The online share of total grocery spending was also down in March, falling 160 basis points to 12.7% versus last year. Excluding Ship-to-Home, since most conventional supermarkets don’t offer it, the adjusted contribution from Pickup and Delivery dropped 130 basis points and finished at 10.6% for the month.
“Now is the time for conventional grocers to prioritize maintaining engagement with existing customers,” said Sylvain Perrier, president and CEO, Mercatus. “Proven ways of growing your online revenue hinge on providing a great customer experience, encouraging your more loyal customers to use frequently, and benefitting from positive word-of-mouth advocacy that will attract others to use your online services.”
About this consumer research

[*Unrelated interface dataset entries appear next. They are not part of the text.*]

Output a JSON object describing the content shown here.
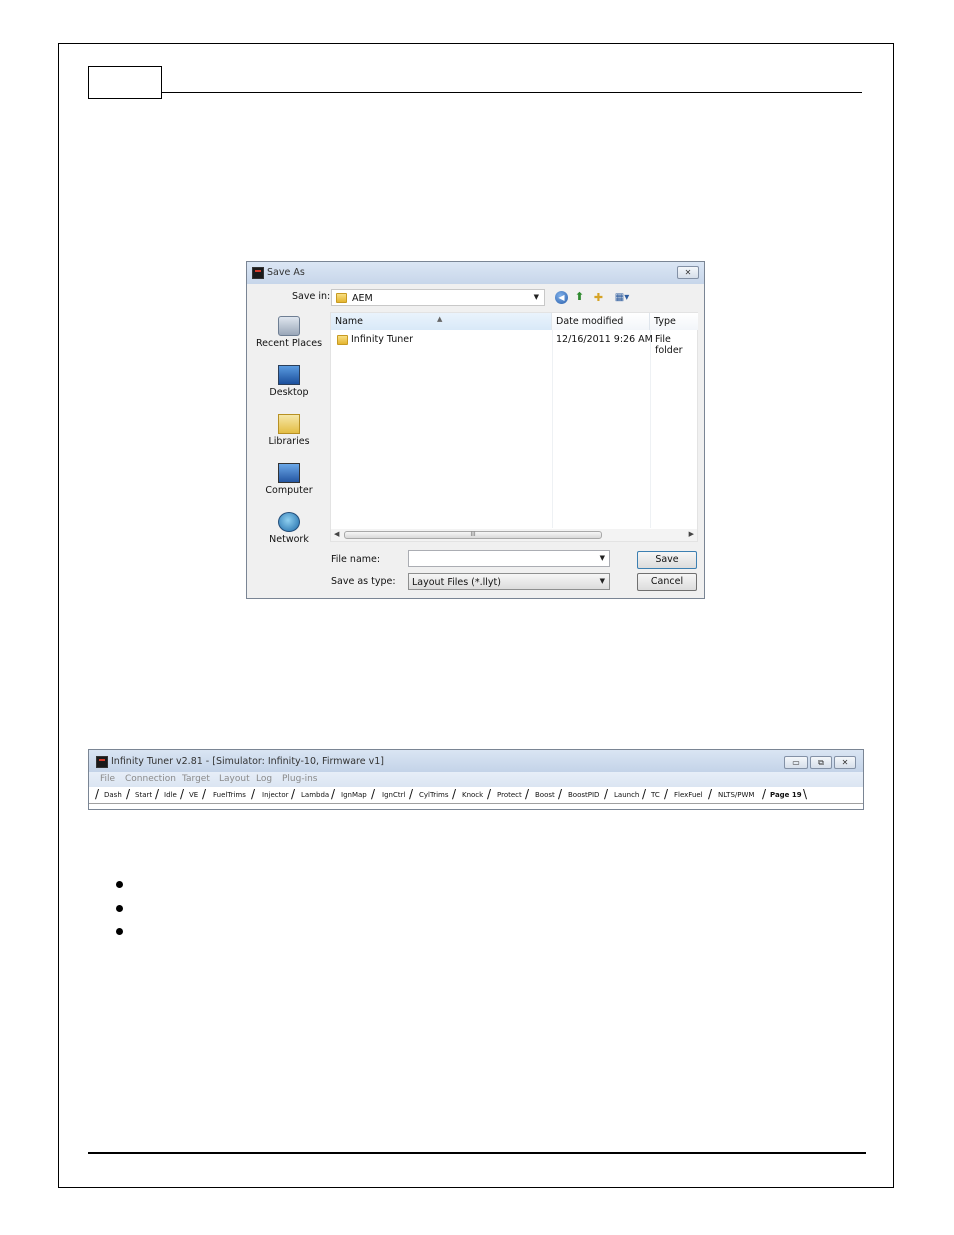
{
  "dialog": {
    "title": "Save As",
    "save_in_label": "Save in:",
    "save_in_value": "AEM",
    "places": [
      {
        "label": "Recent Places",
        "icon": "recent-places-icon"
      },
      {
        "label": "Desktop",
        "icon": "desktop-icon"
      },
      {
        "label": "Libraries",
        "icon": "libraries-icon"
      },
      {
        "label": "Computer",
        "icon": "computer-icon"
      },
      {
        "label": "Network",
        "icon": "network-icon"
      }
    ],
    "columns": {
      "name": "Name",
      "date": "Date modified",
      "type": "Type"
    },
    "rows": [
      {
        "name": "Infinity Tuner",
        "date": "12/16/2011 9:26 AM",
        "type": "File folder"
      }
    ],
    "scroll_grip": "III",
    "file_name_label": "File name:",
    "file_name_value": "",
    "save_type_label": "Save as type:",
    "save_type_value": "Layout Files (*.llyt)",
    "save_button": "Save",
    "cancel_button": "Cancel",
    "close_glyph": "✕"
  },
  "tuner": {
    "title": "Infinity Tuner v2.81 - [Simulator: Infinity-10, Firmware v1]",
    "menu": [
      "File",
      "Connection",
      "Target",
      "Layout",
      "Log",
      "Plug-ins"
    ],
    "tabs": [
      "Dash",
      "Start",
      "Idle",
      "VE",
      "FuelTrims",
      "Injector",
      "Lambda",
      "IgnMap",
      "IgnCtrl",
      "CylTrims",
      "Knock",
      "Protect",
      "Boost",
      "BoostPID",
      "Launch",
      "TC",
      "FlexFuel",
      "NLTS/PWM",
      "Page 19"
    ],
    "active_tab": "Page 19",
    "window_glyphs": {
      "minimize": "▭",
      "maximize": "⧉",
      "close": "✕"
    }
  }
}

The Brick Meets Click/Mercatus Grocery Shopping Survey is an ongoing independent research initiative created and conducted by Brick Meets Click and sponsored by Mercatus. Brick Meets Click conducted the survey on March 30-31, 2023, with 1,742 adults, 18 years and older, who participated in the household’s grocery shopping.
The three receiving methods for online grocery orders are defined as follows:

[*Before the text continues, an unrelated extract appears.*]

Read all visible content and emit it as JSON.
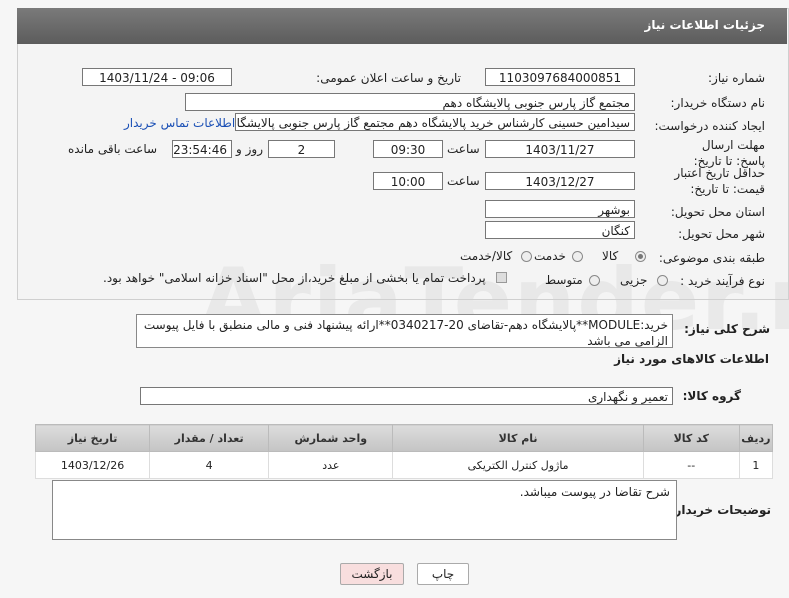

· Delivery includes orders received from a first- or third-party provider like Instacart, Shipt or the retailer’s own employees.
· Pickup includes orders that are received by customers either inside or outside a store or at a designated location/locker.
· Ship-to-Home includes orders that are received via common or contract carriers like FedEx, UPS, USPS, etc.
Results were adjusted based on internet usage among U.S. adults to account for the non-response bias associated with online surveys. Responses are geographically representative of the U.S. and weighted by age to reflect the national population of adults, 18 years and older, according to the U.S. Census Bureau. Brick Meets Click used a similar methodology for each of the surveys conducted in 2023 – Feb. 26-27 (n=1,745); Jan. 30-31 (n=1,735); in 2022 – Dec. 28-29 (n=1,715), Nov. 29-30 (n=1,749), Oct. 28-29 (n=1,732), Sept. 29-30 (n=1,752), Aug. 29-30 (n=1,743), July 29-30 (n=1,690), June 29-30 (n=1,743), May 28-29 (n=1,802), Apr. 28-29 (n=1,746), Mar. 28-29 (n=1,681), Feb. 26-27 (n=1,790), and Jan. 29-30 (n=1,793); in 2021 – Dec. 29-30 (n = 1,836), Nov. 29-30 (n=1,785), Oct. 29-30 (n=1,751), Sept. 28-29 (n=1,728), Aug. 29-30 (n=1,806), July 29-30 (n=1,892), June 27-28 (n=1,789), May 28-30 (n=1,872), Apr. 26-28 (n=1,941), Mar. 26-28 (n=1,811), Feb. 26-28 (n= 1,812), and Jan. 28-31 (n=1,776); in 2020 – Nov. 11-14 (n=2,067), Aug. 24-26 (n=1,817), Jun. 24-25 (n=1,781), May 20-22 (n=1,724), Apr. 22-24 (n= 1,651), and Mar. 23-25 (n=1,601); and in 2019 – Aug. 22-24 (n = 2,485).